Looking back down at Chimney Rock from Exclamation Point and Lake Lure in the background

With the main attraction out of the way, we went back down all those stairs to another popular spot in the park, Hickory Nut Falls.  To get there we followed a moderate 1.5 mile round-trip trail.  We learned that the 404′ waterfall was featured in the movie The Last of the Mohicans, which I have yet to see.

Hickory Nut Waterfalls

Hickory Nut Waterfall

Hickory Nut Falls

My experimental shot using shutter mode at 1/15 sec at f/22

Next we combined the Hickory Nut Falls Trail with the Four Seasons Trail to give us a longer hike down the mountain.  We went down 70 stairs to the downhill path which wound out through a meadow area and into hardwood trees with a rock formation under one giant overhang.

White Wildflower at Chimney rock

Carolina Horse Nettle seen on the trail

It was  a strenuous hike with a 400′ gain in elevation, making it really invigorating and quieter than other areas of the park.  We spent about 4 hours hiking all of the park’s trails, making the most of our $12 per-person admission fees.  For the past 100 years and long before the park was purchased by the State, an entry fee has been charged here.  I’m pretty sure it will continue forever.

On our way home after 7 miles of tough hiking, Mount Pisgah beckoned us.  See that mountain with the tower on top?  That was to be our next challenge!

Mount Pisgah

Mount Pisgah as seen from highway 151

Located at the Blue Ridge Parkway’s mile marker 408, Mount Pisgah was only 6 miles from our campground and we saved it for last.  The mountain is visible from Asheville and is one of the most-recognized peaks in the Blue Ridge Mountains.  Mount Pisgah’s 5721′ summit supports the transmission tower for an area TV station.

Mount Pisgah SignThe  trail began at the back of the parking lot, behind a large sign board.  At that point we were just shy of 5000′ in elevation, and in the midst of a high-elevation northern hardwood forest.  This trail is rated moderate, an out and back trek with a total length of 3 miles.
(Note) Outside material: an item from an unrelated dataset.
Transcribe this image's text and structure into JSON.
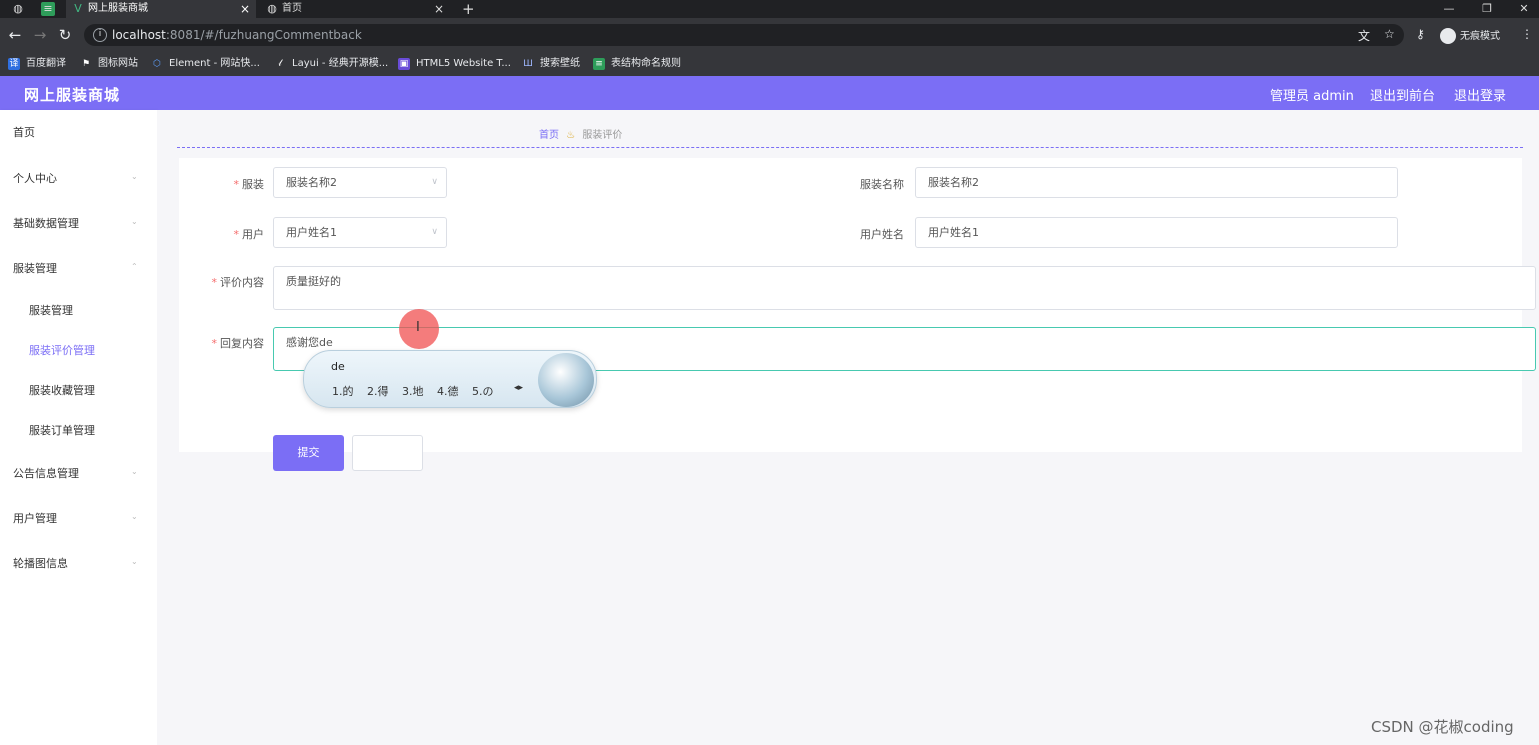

The entire hike was very rocky, and there were  some rooty and wet sections as well.  We gained about 200′ in elevation during the first half of the hike, then another 550′ in the second half, making for a “huffing and puffing” arrival at the top.
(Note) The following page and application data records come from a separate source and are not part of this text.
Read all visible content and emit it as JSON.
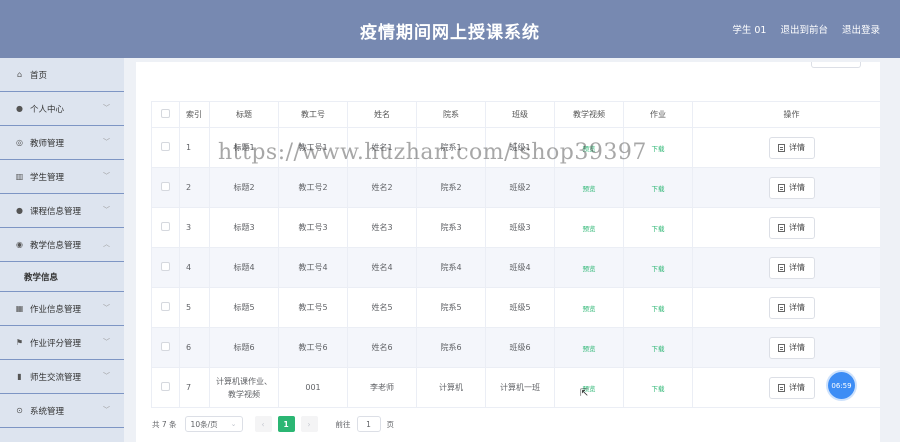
{
  "header": {
    "title": "疫情期间网上授课系统",
    "links": [
      "学生 01",
      "退出到前台",
      "退出登录"
    ]
  },
  "sidebar": {
    "items": [
      {
        "label": "首页",
        "icon": "home-icon",
        "glyph": "⌂",
        "chevron": false
      },
      {
        "label": "个人中心",
        "icon": "user-icon",
        "glyph": "●",
        "chevron": true
      },
      {
        "label": "教师管理",
        "icon": "circle-icon",
        "glyph": "◎",
        "chevron": true
      },
      {
        "label": "学生管理",
        "icon": "bank-icon",
        "glyph": "▥",
        "chevron": true
      },
      {
        "label": "课程信息管理",
        "icon": "user-icon",
        "glyph": "●",
        "chevron": true
      },
      {
        "label": "教学信息管理",
        "icon": "location-icon",
        "glyph": "◉",
        "chevron": true,
        "open": true
      },
      {
        "label": "作业信息管理",
        "icon": "ticket-icon",
        "glyph": "▦",
        "chevron": true
      },
      {
        "label": "作业评分管理",
        "icon": "flag-icon",
        "glyph": "⚑",
        "chevron": true
      },
      {
        "label": "师生交流管理",
        "icon": "chart-icon",
        "glyph": "▮",
        "chevron": true
      },
      {
        "label": "系统管理",
        "icon": "gear-icon",
        "glyph": "⊙",
        "chevron": true
      }
    ],
    "sub_item": "教学信息"
  },
  "table": {
    "headers": [
      "索引",
      "标题",
      "教工号",
      "姓名",
      "院系",
      "班级",
      "教学视频",
      "作业",
      "操作"
    ],
    "rows": [
      {
        "idx": "1",
        "title": "标题1",
        "no": "教工号1",
        "name": "姓名1",
        "dept": "院系1",
        "cls": "班级1",
        "video": "预览",
        "hw": "下载",
        "op": "详情"
      },
      {
        "idx": "2",
        "title": "标题2",
        "no": "教工号2",
        "name": "姓名2",
        "dept": "院系2",
        "cls": "班级2",
        "video": "预览",
        "hw": "下载",
        "op": "详情"
      },
      {
        "idx": "3",
        "title": "标题3",
        "no": "教工号3",
        "name": "姓名3",
        "dept": "院系3",
        "cls": "班级3",
        "video": "预览",
        "hw": "下载",
        "op": "详情"
      },
      {
        "idx": "4",
        "title": "标题4",
        "no": "教工号4",
        "name": "姓名4",
        "dept": "院系4",
        "cls": "班级4",
        "video": "预览",
        "hw": "下载",
        "op": "详情"
      },
      {
        "idx": "5",
        "title": "标题5",
        "no": "教工号5",
        "name": "姓名5",
        "dept": "院系5",
        "cls": "班级5",
        "video": "预览",
        "hw": "下载",
        "op": "详情"
      },
      {
        "idx": "6",
        "title": "标题6",
        "no": "教工号6",
        "name": "姓名6",
        "dept": "院系6",
        "cls": "班级6",
        "video": "预览",
        "hw": "下载",
        "op": "详情"
      },
      {
        "idx": "7",
        "title": "计算机课作业、教学视频",
        "no": "001",
        "name": "李老师",
        "dept": "计算机",
        "cls": "计算机一班",
        "video": "预览",
        "hw": "下载",
        "op": "详情"
      }
    ]
  },
  "pagination": {
    "total": "共 7 条",
    "page_size": "10条/页",
    "prev": "‹",
    "current": "1",
    "next": "›",
    "goto_label": "前往",
    "goto_value": "1",
    "page_suffix": "页"
  },
  "timer": "06:59",
  "watermark": "https://www.huzhan.com/ishop39397",
  "colors": {
    "header": "#7789b1",
    "sidebar": "#dde4ef",
    "accent": "#2bb673",
    "timer": "#3d8df5"
  }
}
Arriving at the summit, we were at the base of the transmission tower for WLOS-TV channel 13, and an observation deck.  Although the tower sort of ruined the feeling of being in the wilderness,  the views were spectacular. 

Mount Pisgah Summit

Frying Pan Tower

That other tower is the Frying Pan tower that we climbed a few days ago

Since this is our last hike at the Blue Ridge Mountains and we were the only ones here this morning, we had the views all to ourselves this time.

Mount Pisgah

Each day, after our long hikes or outings, we would sit by the creek relaxing.  Our favorite entertainment during this happy hour was watching the American Finches feeding at our neighbor’s bird feeder, while totally ignoring my fully-stocked feeder.  But this industrious American Robin put a smile on our faces, as we watched it working hard for its meal.

Well, that about wraps up our ten days of hanging out at the Blue Ridge Mountains.  This was a great stop for killing some time and getting hiking muscles back before moving on to Gaffney, South Carolina for Betsy’s annual check up.


Next up:  Betsy robs our bank account!